    • Approach to initiated cases - when the Commission approaches cases it has prioritised or initiated, it will look into similar studies or investigations overseas to understand the approach authorities overseas have taken to tackle similar issues, albeit tailoring its approach to suit the market environment in Hong Kong.
  • On the other hand, the Commission has avoided:
    • directly transplanting actions taken against specific respondents overseas into Hong Kong purely on the basis that such respondents are active in Hong Kong; and
    • handling cases without a nexus to Hong Kong. All cases initiated by the Commission to date have a sufficient connection to Hong Kong, and these have been brought to attention through local channels, such as inquiries by market players, leniency applications, the Commission’s own market intelligence or intelligence from other Hong Kong law enforcement agencies.
  • The Commission frequently coordinates with overseas authorities to share knowledge, know-how and experiences. These authorities are not limited to jurisdictions having a formal Memorandum of Understanding with Hong Kong.
  • There has been no public cross-border enforcement case in Hong Kong to date.

Additional views on the US, the EU and China:

  • The State Administration for Market Regulation (SAMR) in China has historically engaged in extensive international coordination for high profile merger control cases with agencies in the EU, the US and some Asian countries too. More recently, SAMR has also established international coordination mechanisms for conduct investigations with various agencies to enable information sharing and case cooperation. There have also been some me-too type investigations although SAMR would build up the nexus to China and its own theory of harm to inform its decision.
  • In terms of international coordination, antitrust issues in relation to labour markets have become something of a hot topic. There has been increased scrutiny by antitrust authorities of agreements that restrict the solicitation or movement of employees, in particular in the US but also more recently in EU member states. The Commission produced an advisory bulletin on labour-related issues in 2018 which has since remained an area of focus for the authority.

Digital economy

  • The digital economy is one of the new focal points of the Commission’s enforcement work. The Commission has recently been looking into online delivery platforms, and it is building up its capacity and expertise to deal with cases in the digital economy.
  • When considering cases relating to the digital economy, the Commission will avoid investigating cases with little nexus to Hong Kong, or where a remedy available overseas also addresses potential issues in Hong Kong.
  • Unlike the SAMR, the Commission has no plans to issue any guidance on the digital or platform economy in the short term.
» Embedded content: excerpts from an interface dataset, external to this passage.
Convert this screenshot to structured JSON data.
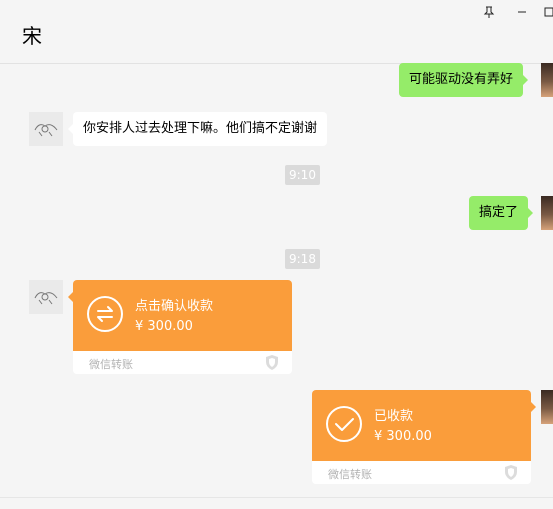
{
  "header": {
    "title": "宋",
    "pin_glyph": "⊤",
    "min_glyph": "—",
    "max_glyph": "□"
  },
  "messages": {
    "out1": "可能驱动没有弄好",
    "in1": "你安排人过去处理下嘛。他们搞不定谢谢",
    "time1": "9:10",
    "out2": "搞定了",
    "time2": "9:18"
  },
  "transfer_in": {
    "status": "点击确认收款",
    "amount": "¥ 300.00",
    "brand": "微信转账",
    "icon": "transfer-arrows-icon"
  },
  "transfer_out": {
    "status": "已收款",
    "amount": "¥ 300.00",
    "brand": "微信转账",
    "icon": "check-icon"
  },
  "colors": {
    "outgoing_bubble": "#95ec69",
    "incoming_bubble": "#ffffff",
    "transfer": "#fa9d3b",
    "background": "#f5f5f5",
    "timestamp_bg": "#dadada"
  }
}
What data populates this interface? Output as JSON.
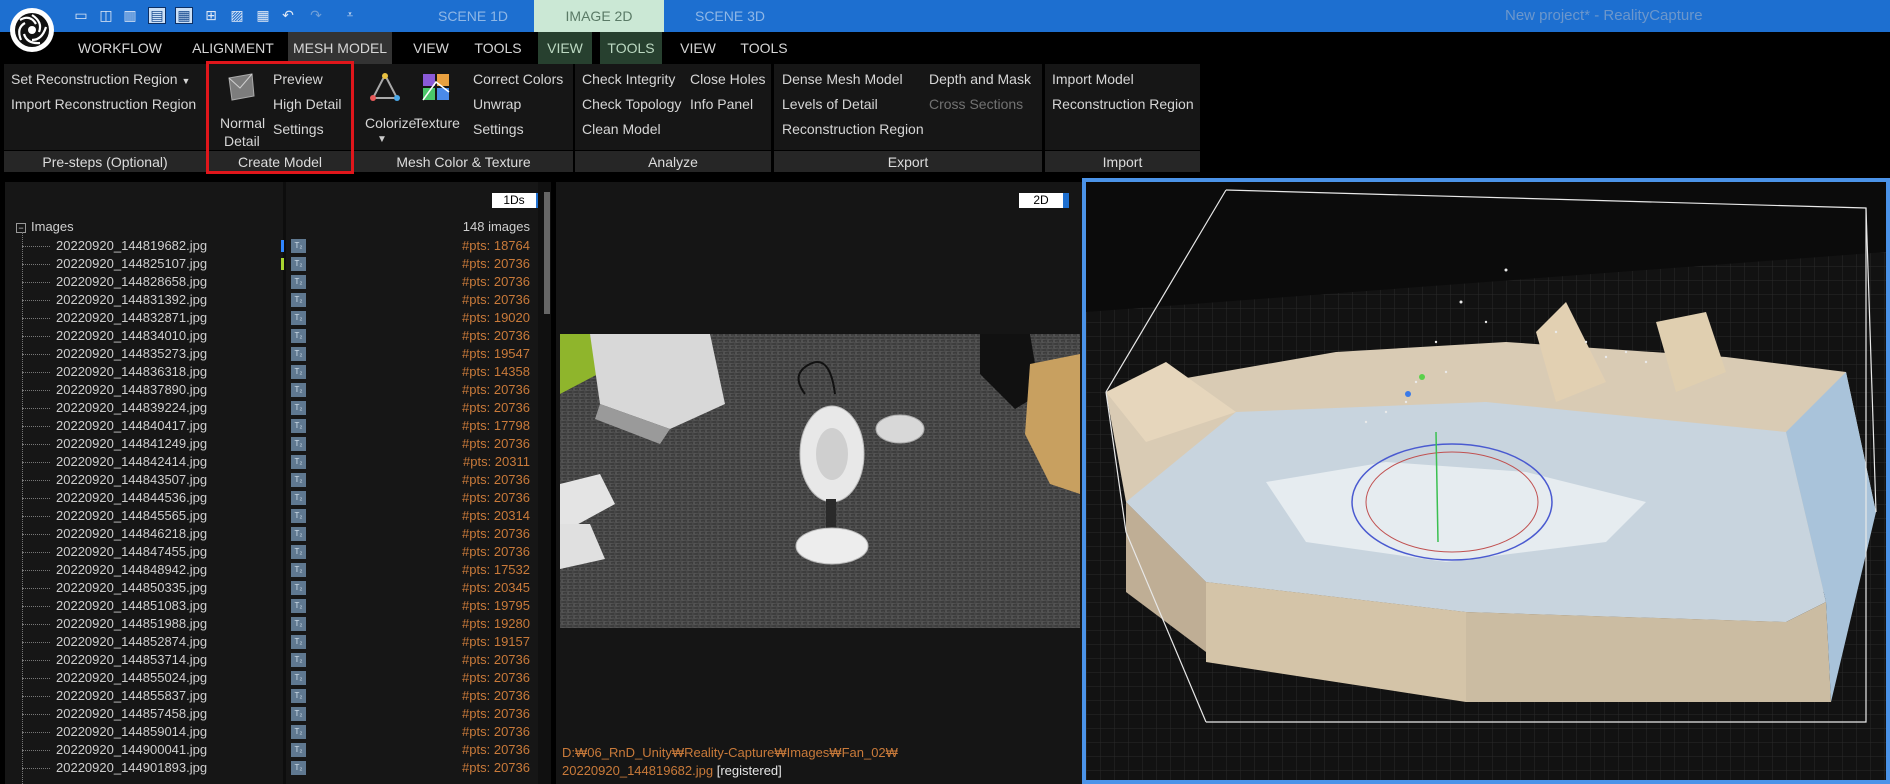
{
  "window": {
    "title": "New project* - RealityCapture"
  },
  "layout_tabs": [
    {
      "label": "SCENE 1D"
    },
    {
      "label": "IMAGE 2D"
    },
    {
      "label": "SCENE 3D"
    }
  ],
  "quick_toolbar": {
    "icons": [
      "layout-1-icon",
      "layout-2-icon",
      "layout-3-icon",
      "layout-4-icon",
      "layout-5-icon",
      "layout-6-icon",
      "layout-7-icon",
      "layout-8-icon",
      "undo-icon",
      "redo-icon",
      "customize-icon"
    ]
  },
  "menus": [
    {
      "label": "WORKFLOW"
    },
    {
      "label": "ALIGNMENT"
    },
    {
      "label": "MESH MODEL"
    },
    {
      "label": "VIEW"
    },
    {
      "label": "TOOLS"
    },
    {
      "label": "VIEW"
    },
    {
      "label": "TOOLS"
    },
    {
      "label": "VIEW"
    },
    {
      "label": "TOOLS"
    }
  ],
  "ribbon": {
    "presteps": {
      "items": [
        "Set Reconstruction Region",
        "Import Reconstruction Region"
      ],
      "title": "Pre-steps (Optional)"
    },
    "create_model": {
      "big_button": [
        "Normal",
        "Detail"
      ],
      "items": [
        "Preview",
        "High Detail",
        "Settings"
      ],
      "title": "Create Model"
    },
    "mesh_color": {
      "colorize": "Colorize",
      "texture": "Texture",
      "items": [
        "Correct Colors",
        "Unwrap",
        "Settings"
      ],
      "title": "Mesh Color & Texture"
    },
    "analyze": {
      "items": [
        "Check Integrity",
        "Check Topology",
        "Clean Model",
        "Close Holes",
        "Info Panel"
      ],
      "title": "Analyze"
    },
    "export": {
      "items": [
        "Dense Mesh Model",
        "Levels of Detail",
        "Reconstruction Region",
        "Depth and Mask",
        "Cross Sections"
      ],
      "title": "Export"
    },
    "import": {
      "items": [
        "Import Model",
        "Reconstruction Region"
      ],
      "title": "Import"
    }
  },
  "left_panel": {
    "badge": "1Ds",
    "root_label": "Images",
    "count": "148 images",
    "images": [
      {
        "name": "20220920_144819682.jpg",
        "pts": "#pts: 18764"
      },
      {
        "name": "20220920_144825107.jpg",
        "pts": "#pts: 20736"
      },
      {
        "name": "20220920_144828658.jpg",
        "pts": "#pts: 20736"
      },
      {
        "name": "20220920_144831392.jpg",
        "pts": "#pts: 20736"
      },
      {
        "name": "20220920_144832871.jpg",
        "pts": "#pts: 19020"
      },
      {
        "name": "20220920_144834010.jpg",
        "pts": "#pts: 20736"
      },
      {
        "name": "20220920_144835273.jpg",
        "pts": "#pts: 19547"
      },
      {
        "name": "20220920_144836318.jpg",
        "pts": "#pts: 14358"
      },
      {
        "name": "20220920_144837890.jpg",
        "pts": "#pts: 20736"
      },
      {
        "name": "20220920_144839224.jpg",
        "pts": "#pts: 20736"
      },
      {
        "name": "20220920_144840417.jpg",
        "pts": "#pts: 17798"
      },
      {
        "name": "20220920_144841249.jpg",
        "pts": "#pts: 20736"
      },
      {
        "name": "20220920_144842414.jpg",
        "pts": "#pts: 20311"
      },
      {
        "name": "20220920_144843507.jpg",
        "pts": "#pts: 20736"
      },
      {
        "name": "20220920_144844536.jpg",
        "pts": "#pts: 20736"
      },
      {
        "name": "20220920_144845565.jpg",
        "pts": "#pts: 20314"
      },
      {
        "name": "20220920_144846218.jpg",
        "pts": "#pts: 20736"
      },
      {
        "name": "20220920_144847455.jpg",
        "pts": "#pts: 20736"
      },
      {
        "name": "20220920_144848942.jpg",
        "pts": "#pts: 17532"
      },
      {
        "name": "20220920_144850335.jpg",
        "pts": "#pts: 20345"
      },
      {
        "name": "20220920_144851083.jpg",
        "pts": "#pts: 19795"
      },
      {
        "name": "20220920_144851988.jpg",
        "pts": "#pts: 19280"
      },
      {
        "name": "20220920_144852874.jpg",
        "pts": "#pts: 19157"
      },
      {
        "name": "20220920_144853714.jpg",
        "pts": "#pts: 20736"
      },
      {
        "name": "20220920_144855024.jpg",
        "pts": "#pts: 20736"
      },
      {
        "name": "20220920_144855837.jpg",
        "pts": "#pts: 20736"
      },
      {
        "name": "20220920_144857458.jpg",
        "pts": "#pts: 20736"
      },
      {
        "name": "20220920_144859014.jpg",
        "pts": "#pts: 20736"
      },
      {
        "name": "20220920_144900041.jpg",
        "pts": "#pts: 20736"
      },
      {
        "name": "20220920_144901893.jpg",
        "pts": "#pts: 20736"
      }
    ]
  },
  "mid_panel": {
    "badge": "2D",
    "path": "D:₩06_RnD_Unity₩Reality-Capture₩Images₩Fan_02₩",
    "file": "20220920_144819682.jpg",
    "status": "[registered]"
  },
  "colors": {
    "title_bar": "#1d6fd0",
    "active_tab": "#cbe8d5",
    "points_text": "#c97a3a",
    "selection_border": "#4b93e8",
    "highlight_box": "#e0161b"
  }
}
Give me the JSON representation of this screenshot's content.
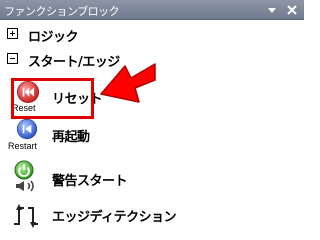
{
  "panel": {
    "title": "ファンクションブロック",
    "menu_icon": "dropdown-triangle-icon",
    "close_icon": "close-icon"
  },
  "tree": [
    {
      "label": "ロジック",
      "expander": "plus"
    },
    {
      "label": "スタート/エッジ",
      "expander": "minus"
    }
  ],
  "items": [
    {
      "label": "リセット",
      "sub": "Reset",
      "icon": "reset-icon"
    },
    {
      "label": "再起動",
      "sub": "Restart",
      "icon": "restart-icon"
    },
    {
      "label": "警告スタート",
      "sub": "",
      "icon": "warning-start-icon"
    },
    {
      "label": "エッジディテクション",
      "sub": "",
      "icon": "edge-detection-icon"
    }
  ],
  "colors": {
    "highlight": "#e00000",
    "header": "#7a8597"
  }
}
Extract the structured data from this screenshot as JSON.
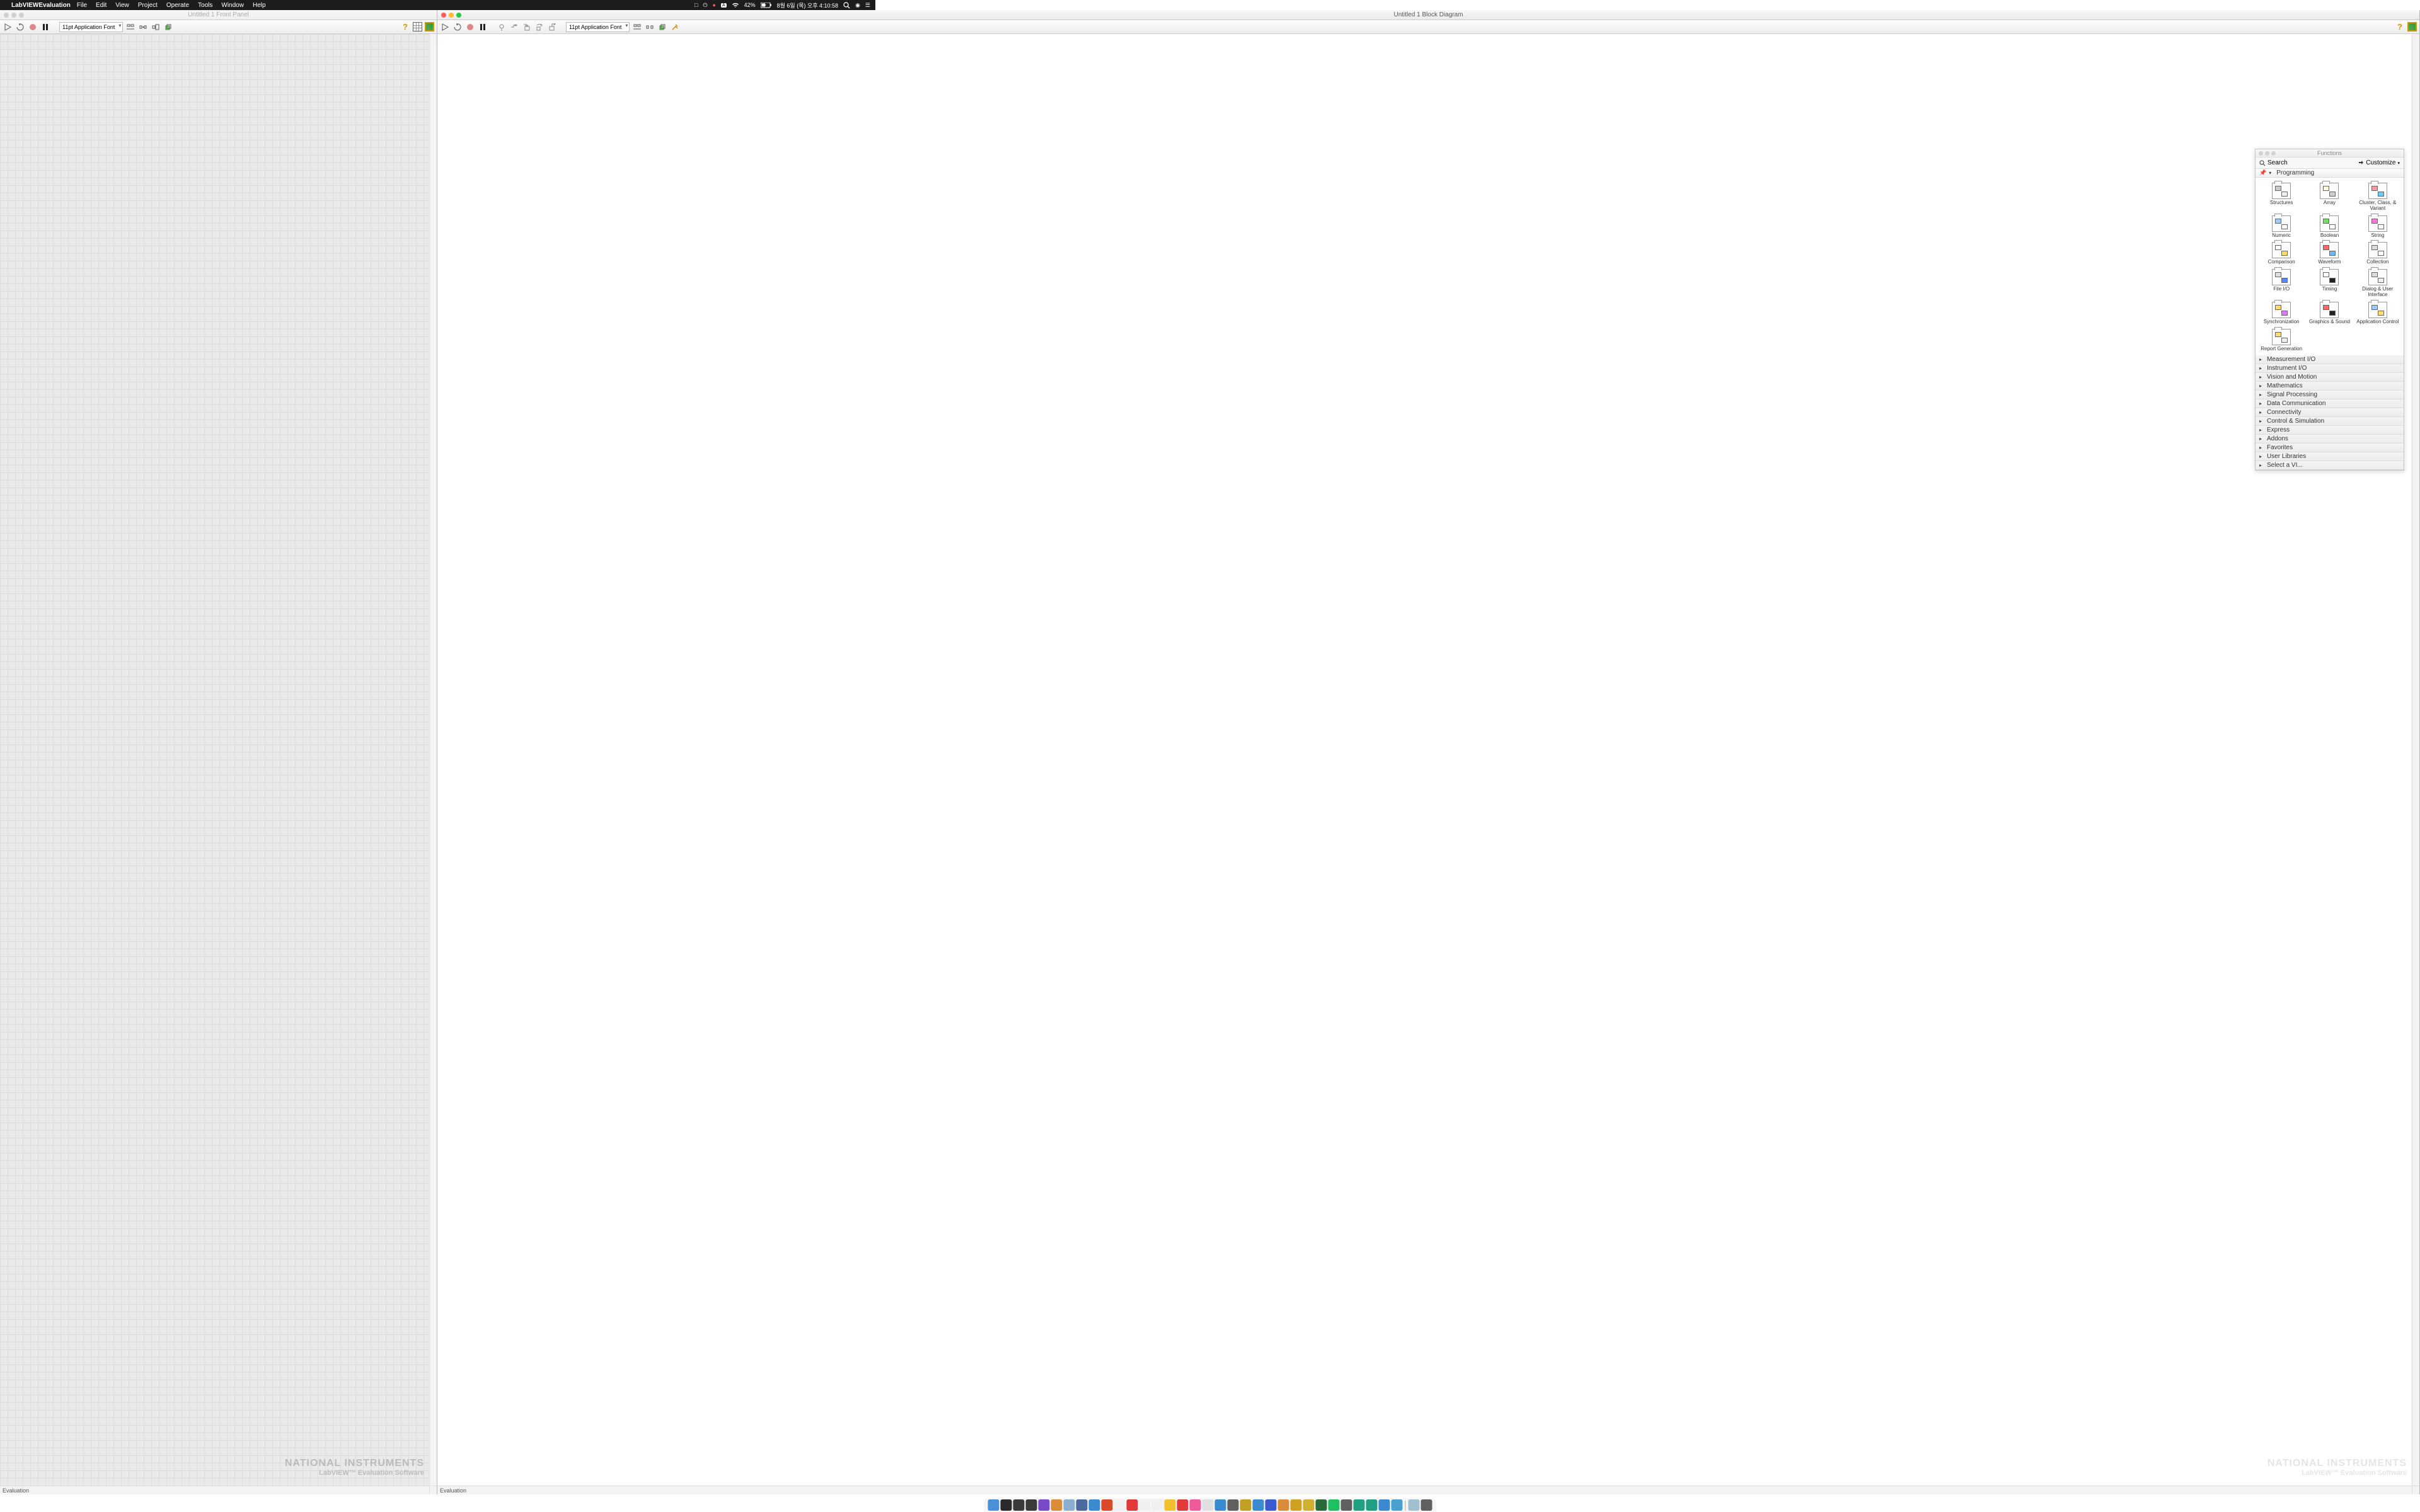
{
  "menubar": {
    "app": "LabVIEWEvaluation",
    "items": [
      "File",
      "Edit",
      "View",
      "Project",
      "Operate",
      "Tools",
      "Window",
      "Help"
    ],
    "battery": "42%",
    "datetime": "8월 6일 (목) 오후 4:10:58"
  },
  "front_panel": {
    "title": "Untitled 1 Front Panel",
    "font": "11pt Application Font",
    "status": "Evaluation"
  },
  "block_diagram": {
    "title": "Untitled 1 Block Diagram",
    "font": "11pt Application Font",
    "status": "Evaluation"
  },
  "watermark": {
    "l1": "NATIONAL INSTRUMENTS",
    "l2": "LabVIEW™ Evaluation Software"
  },
  "palette": {
    "title": "Functions",
    "search": "Search",
    "customize": "Customize",
    "open_cat": "Programming",
    "items": [
      {
        "label": "Structures",
        "c1": "#ccc",
        "c2": "#eee"
      },
      {
        "label": "Array",
        "c1": "#ffd",
        "c2": "#ccc"
      },
      {
        "label": "Cluster, Class, & Variant",
        "c1": "#f9a",
        "c2": "#6cf"
      },
      {
        "label": "Numeric",
        "c1": "#9cf",
        "c2": "#fff"
      },
      {
        "label": "Boolean",
        "c1": "#7d6",
        "c2": "#fff"
      },
      {
        "label": "String",
        "c1": "#f7d",
        "c2": "#fff"
      },
      {
        "label": "Comparison",
        "c1": "#fff",
        "c2": "#fd6"
      },
      {
        "label": "Waveform",
        "c1": "#f66",
        "c2": "#6bf"
      },
      {
        "label": "Collection",
        "c1": "#ddd",
        "c2": "#fff"
      },
      {
        "label": "File I/O",
        "c1": "#ddd",
        "c2": "#58f"
      },
      {
        "label": "Timing",
        "c1": "#fff",
        "c2": "#222"
      },
      {
        "label": "Dialog & User Interface",
        "c1": "#ddd",
        "c2": "#eee"
      },
      {
        "label": "Synchronization",
        "c1": "#fd6",
        "c2": "#d7f"
      },
      {
        "label": "Graphics & Sound",
        "c1": "#f66",
        "c2": "#222"
      },
      {
        "label": "Application Control",
        "c1": "#9cf",
        "c2": "#fd6"
      },
      {
        "label": "Report Generation",
        "c1": "#fd6",
        "c2": "#eee"
      }
    ],
    "closed_cats": [
      "Measurement I/O",
      "Instrument I/O",
      "Vision and Motion",
      "Mathematics",
      "Signal Processing",
      "Data Communication",
      "Connectivity",
      "Control & Simulation",
      "Express",
      "Addons",
      "Favorites",
      "User Libraries",
      "Select a VI..."
    ]
  },
  "dock": {
    "colors": [
      "#4a90d9",
      "#2a2a2a",
      "#3a3a3a",
      "#3a3a3a",
      "#7a49c9",
      "#d98c3a",
      "#8ab0d0",
      "#4a6aa0",
      "#3a8ad0",
      "#d94a2a",
      "#f0f0f0",
      "#e03a3a",
      "#f0f0f0",
      "#f0f0f0",
      "#f0c030",
      "#e03a3a",
      "#f05a9a",
      "#e0e0e0",
      "#3a8ad0",
      "#606060",
      "#c0a020",
      "#3a8ad0",
      "#3a5ad0",
      "#d98c3a",
      "#d0a020",
      "#d0b030",
      "#2a6a3a",
      "#20c060",
      "#606060",
      "#20a080",
      "#20a080",
      "#3a8ad0",
      "#4aa0d0",
      "#a0c0d0",
      "#606060"
    ]
  }
}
Policy developments

  • Further to its policy on Section 60 commitments, the Commission is considering issuing more policies or guidance to reflect their learnings from recent experience.
  • In respect of the treatment of sustainability agreements / ESG issues, this is an important topic and the Commission is following developments in this area closely but it has not received sufficient questions on it to warrant issuing guidance at this point.

(PDF - 181.9 KB)

Download PDF